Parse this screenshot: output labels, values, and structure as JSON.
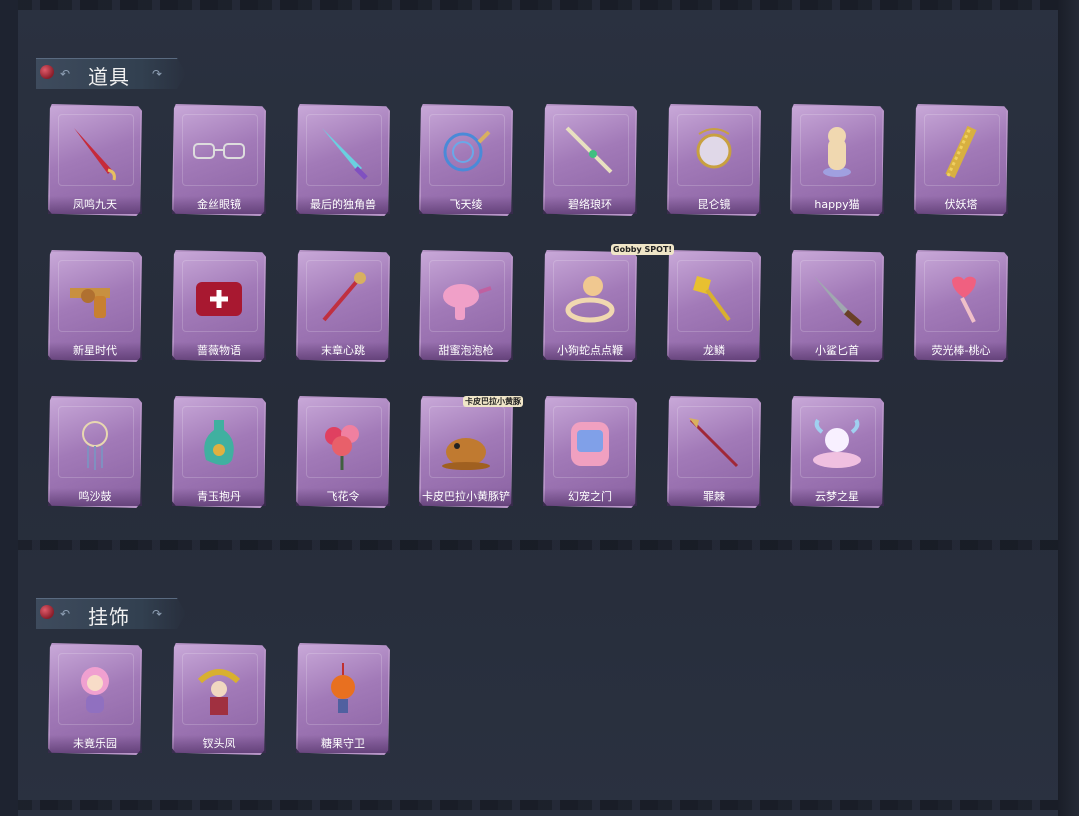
{
  "sections": [
    {
      "title": "道具",
      "items": [
        {
          "label": "凤鸣九天",
          "icon": "red-sword-icon"
        },
        {
          "label": "金丝眼镜",
          "icon": "glasses-icon"
        },
        {
          "label": "最后的独角兽",
          "icon": "unicorn-blade-icon"
        },
        {
          "label": "飞天绫",
          "icon": "ribbon-whip-icon"
        },
        {
          "label": "碧络琅环",
          "icon": "jade-ring-blade-icon"
        },
        {
          "label": "昆仑镜",
          "icon": "mirror-icon"
        },
        {
          "label": "happy猫",
          "icon": "cat-icon"
        },
        {
          "label": "伏妖塔",
          "icon": "pagoda-icon"
        },
        {
          "label": "新星时代",
          "icon": "revolver-icon"
        },
        {
          "label": "蔷薇物语",
          "icon": "medkit-icon"
        },
        {
          "label": "末章心跳",
          "icon": "scepter-icon"
        },
        {
          "label": "甜蜜泡泡枪",
          "icon": "bubble-gun-icon"
        },
        {
          "label": "小狗蛇点点鞭",
          "icon": "snake-whip-icon"
        },
        {
          "label": "龙鳞",
          "icon": "shovel-icon"
        },
        {
          "label": "小鲨匕首",
          "icon": "shark-dagger-icon"
        },
        {
          "label": "荧光棒-桃心",
          "icon": "heart-wand-icon"
        },
        {
          "label": "鸣沙鼓",
          "icon": "dreamcatcher-icon"
        },
        {
          "label": "青玉抱丹",
          "icon": "vase-icon"
        },
        {
          "label": "飞花令",
          "icon": "flower-bouquet-icon"
        },
        {
          "label": "卡皮巴拉小黄豚铲",
          "icon": "capybara-icon"
        },
        {
          "label": "幻宠之门",
          "icon": "device-icon"
        },
        {
          "label": "罪棘",
          "icon": "spear-icon"
        },
        {
          "label": "云梦之星",
          "icon": "unicorn-cloud-icon"
        }
      ]
    },
    {
      "title": "挂饰",
      "items": [
        {
          "label": "未竟乐园",
          "icon": "doll-icon"
        },
        {
          "label": "钗头凤",
          "icon": "headdress-icon"
        },
        {
          "label": "糖果守卫",
          "icon": "pumpkin-icon"
        }
      ]
    }
  ],
  "stickers": [
    {
      "text": "Gobby SPOT!"
    },
    {
      "text": "卡皮巴拉小黄豚"
    }
  ],
  "colors": {
    "background": "#262c39",
    "card_purple": "#a27ab8",
    "label_text": "#ffffff",
    "header_gem": "#c23a4a"
  }
}
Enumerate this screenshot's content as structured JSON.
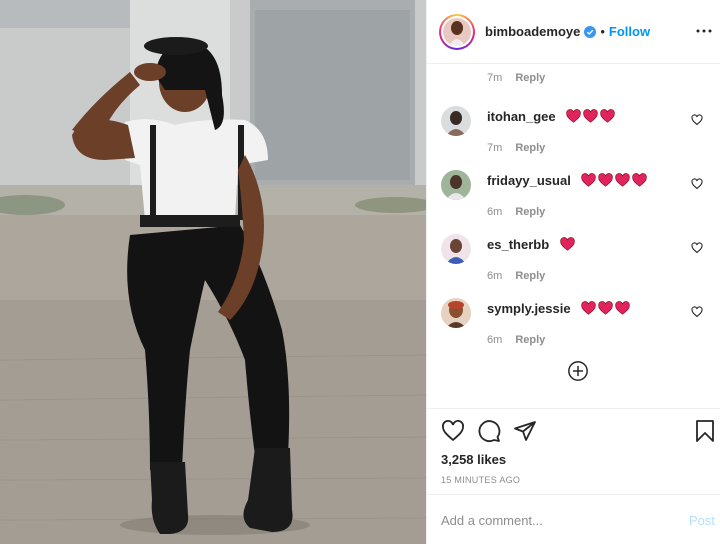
{
  "post": {
    "username": "bimboademoye",
    "follow_label": "Follow",
    "dot": "•"
  },
  "first_meta": {
    "time": "7m",
    "reply_label": "Reply"
  },
  "comments": [
    {
      "username": "itohan_gee",
      "hearts": 3,
      "time": "7m",
      "reply_label": "Reply"
    },
    {
      "username": "fridayy_usual",
      "hearts": 4,
      "time": "6m",
      "reply_label": "Reply"
    },
    {
      "username": "es_therbb",
      "hearts": 1,
      "time": "6m",
      "reply_label": "Reply"
    },
    {
      "username": "symply.jessie",
      "hearts": 3,
      "time": "6m",
      "reply_label": "Reply"
    }
  ],
  "likes_text": "3,258 likes",
  "time_ago": "15 MINUTES AGO",
  "add_comment": {
    "placeholder": "Add a comment...",
    "post_label": "Post"
  },
  "icons": {
    "verified": "verified-badge-icon",
    "more": "more-options-icon",
    "like": "heart-icon",
    "comment": "comment-icon",
    "share": "share-icon",
    "save": "bookmark-icon",
    "load_more": "plus-circle-icon"
  },
  "colors": {
    "accent": "#0095f6",
    "heart_emoji": "#e0245e",
    "muted": "#8e8e8e"
  }
}
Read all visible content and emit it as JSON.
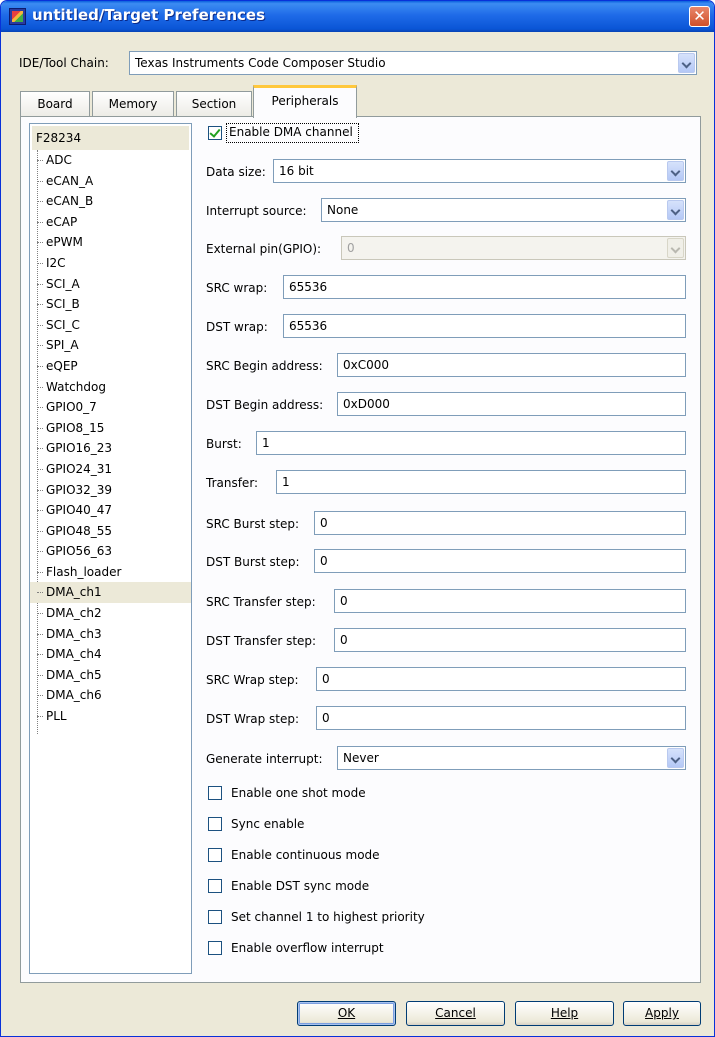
{
  "window": {
    "title": "untitled/Target Preferences",
    "close_glyph": "✕"
  },
  "ide": {
    "label": "IDE/Tool Chain:",
    "value": "Texas Instruments Code Composer Studio"
  },
  "tabs": [
    {
      "label": "Board"
    },
    {
      "label": "Memory"
    },
    {
      "label": "Section"
    },
    {
      "label": "Peripherals"
    }
  ],
  "tree": {
    "root": "F28234",
    "items": [
      "ADC",
      "eCAN_A",
      "eCAN_B",
      "eCAP",
      "ePWM",
      "I2C",
      "SCI_A",
      "SCI_B",
      "SCI_C",
      "SPI_A",
      "eQEP",
      "Watchdog",
      "GPIO0_7",
      "GPIO8_15",
      "GPIO16_23",
      "GPIO24_31",
      "GPIO32_39",
      "GPIO40_47",
      "GPIO48_55",
      "GPIO56_63",
      "Flash_loader",
      "DMA_ch1",
      "DMA_ch2",
      "DMA_ch3",
      "DMA_ch4",
      "DMA_ch5",
      "DMA_ch6",
      "PLL"
    ],
    "selected": "DMA_ch1"
  },
  "form": {
    "enable_dma": {
      "label": "Enable DMA channel",
      "checked": true
    },
    "data_size": {
      "label": "Data size:",
      "value": "16 bit"
    },
    "interrupt_source": {
      "label": "Interrupt source:",
      "value": "None"
    },
    "external_pin": {
      "label": "External pin(GPIO):",
      "value": "0"
    },
    "src_wrap": {
      "label": "SRC wrap:",
      "value": "65536"
    },
    "dst_wrap": {
      "label": "DST wrap:",
      "value": "65536"
    },
    "src_begin": {
      "label": "SRC Begin address:",
      "value": "0xC000"
    },
    "dst_begin": {
      "label": "DST Begin address:",
      "value": "0xD000"
    },
    "burst": {
      "label": "Burst:",
      "value": "1"
    },
    "transfer": {
      "label": "Transfer:",
      "value": "1"
    },
    "src_burst_step": {
      "label": "SRC Burst step:",
      "value": "0"
    },
    "dst_burst_step": {
      "label": "DST Burst step:",
      "value": "0"
    },
    "src_transfer_step": {
      "label": "SRC Transfer step:",
      "value": "0"
    },
    "dst_transfer_step": {
      "label": "DST Transfer step:",
      "value": "0"
    },
    "src_wrap_step": {
      "label": "SRC Wrap step:",
      "value": "0"
    },
    "dst_wrap_step": {
      "label": "DST Wrap step:",
      "value": "0"
    },
    "generate_interrupt": {
      "label": "Generate interrupt:",
      "value": "Never"
    },
    "checkboxes": [
      {
        "label": "Enable one shot mode",
        "checked": false
      },
      {
        "label": "Sync enable",
        "checked": false
      },
      {
        "label": "Enable continuous mode",
        "checked": false
      },
      {
        "label": "Enable DST sync mode",
        "checked": false
      },
      {
        "label": "Set channel 1 to highest priority",
        "checked": false
      },
      {
        "label": "Enable overflow interrupt",
        "checked": false
      }
    ]
  },
  "buttons": {
    "ok": "OK",
    "cancel": "Cancel",
    "help": "Help",
    "apply": "Apply"
  }
}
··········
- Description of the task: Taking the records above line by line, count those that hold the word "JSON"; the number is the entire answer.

- Response to the exercise: 3